      Thank you,
      Lisa Greene-Lewis

  13. my son works, pays his own tuition and is not a dependant. he will get all his withholding back. can he get more back for tuition, books, fees etc??

    1. Yes he can, but there are a few stipulations. If he is in the first four years of college he can claim the American Opportunity Credit and deduct his tuition, books, and fees. The tuition will most likely be reported on the 1098-T. If he paid the educational institution for the books and fees directly they will report those items on 1098-T. Even if they don’t report the books on 1098-T he can deduct them. If he is a graduate student he may qualify for the Lifetime Learning Credit, however books must be purchased from an educational institution to be able to deduct them under this credit. He may also qualify for Tuition and Fees deduction. Don’t worry TurboTax will guide you through the entries and choose the best option.
      Thank you,
      Lisa Greene-Lewis

  14. I am divorced and my ex spouse is claiming my son as a deduction. We split college fees 50-50. I will pay approximately 15,000 in tuition and fees. Is this deductible?

    1. Hi Judy,
      College fees are deductible, but not the entire amount. In addition, the person who claims your son as a dependent will get the deduction for his college tuition.
      Thank you,
      Lisa Greene-Lewis

    1. Hi Herb,
      If it is college tuition, you can only claim it if you claim him as a dependent. If your grandson files his own taxes and claims the personal exemption, then he would get the deduction. If his parents claim him as a dependent, they will get the deduction.

      If it is high school tuition, you unfortunately cannot deduct it.

      I hope this helps you!

      Thank you!
      Lisa Lewis

  15. The information was very interesting. But I do have a question concerning a moble home that we bought…they depreciate each year, Can the depreciate be deducted of my taxes even if I don’t own a business?

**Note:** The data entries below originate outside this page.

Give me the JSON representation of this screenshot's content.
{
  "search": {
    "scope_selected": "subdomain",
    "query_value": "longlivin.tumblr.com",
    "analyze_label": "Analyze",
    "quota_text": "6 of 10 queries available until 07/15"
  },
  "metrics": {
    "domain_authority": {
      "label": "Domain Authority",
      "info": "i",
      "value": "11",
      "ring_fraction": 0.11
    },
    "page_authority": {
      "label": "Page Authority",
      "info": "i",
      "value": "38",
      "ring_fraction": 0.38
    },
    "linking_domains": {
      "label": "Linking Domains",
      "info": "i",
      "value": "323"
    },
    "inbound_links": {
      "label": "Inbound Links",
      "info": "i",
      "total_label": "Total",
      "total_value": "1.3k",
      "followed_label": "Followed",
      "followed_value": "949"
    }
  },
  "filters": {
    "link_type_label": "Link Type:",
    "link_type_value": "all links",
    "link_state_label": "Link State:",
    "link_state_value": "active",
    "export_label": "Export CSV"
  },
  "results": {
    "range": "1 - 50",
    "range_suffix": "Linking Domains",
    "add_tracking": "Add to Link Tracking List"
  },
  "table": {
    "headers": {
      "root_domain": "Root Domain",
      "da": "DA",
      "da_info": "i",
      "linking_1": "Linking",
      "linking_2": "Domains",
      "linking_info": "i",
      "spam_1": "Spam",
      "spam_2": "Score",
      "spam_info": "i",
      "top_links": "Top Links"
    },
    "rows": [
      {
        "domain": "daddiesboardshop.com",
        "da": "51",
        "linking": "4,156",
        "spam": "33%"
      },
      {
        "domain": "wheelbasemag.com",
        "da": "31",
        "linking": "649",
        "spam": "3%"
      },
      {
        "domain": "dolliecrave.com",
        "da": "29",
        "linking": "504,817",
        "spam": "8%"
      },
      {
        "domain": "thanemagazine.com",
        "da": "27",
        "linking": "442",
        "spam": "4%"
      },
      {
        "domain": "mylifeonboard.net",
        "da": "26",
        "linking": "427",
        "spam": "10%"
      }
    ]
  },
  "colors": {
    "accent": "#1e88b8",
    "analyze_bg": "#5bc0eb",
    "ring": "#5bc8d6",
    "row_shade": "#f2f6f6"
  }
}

  16. My son is has a paid internship at a church. They gave him a 1099 for about 7000.00 That is all he made for the year…and owes 700.00 ish? I know all the reasons…ie both sides of SS etc but it just doesn’t seem right. Comments?

Leave a Reply

Your email address will not be published. Required fields are marked *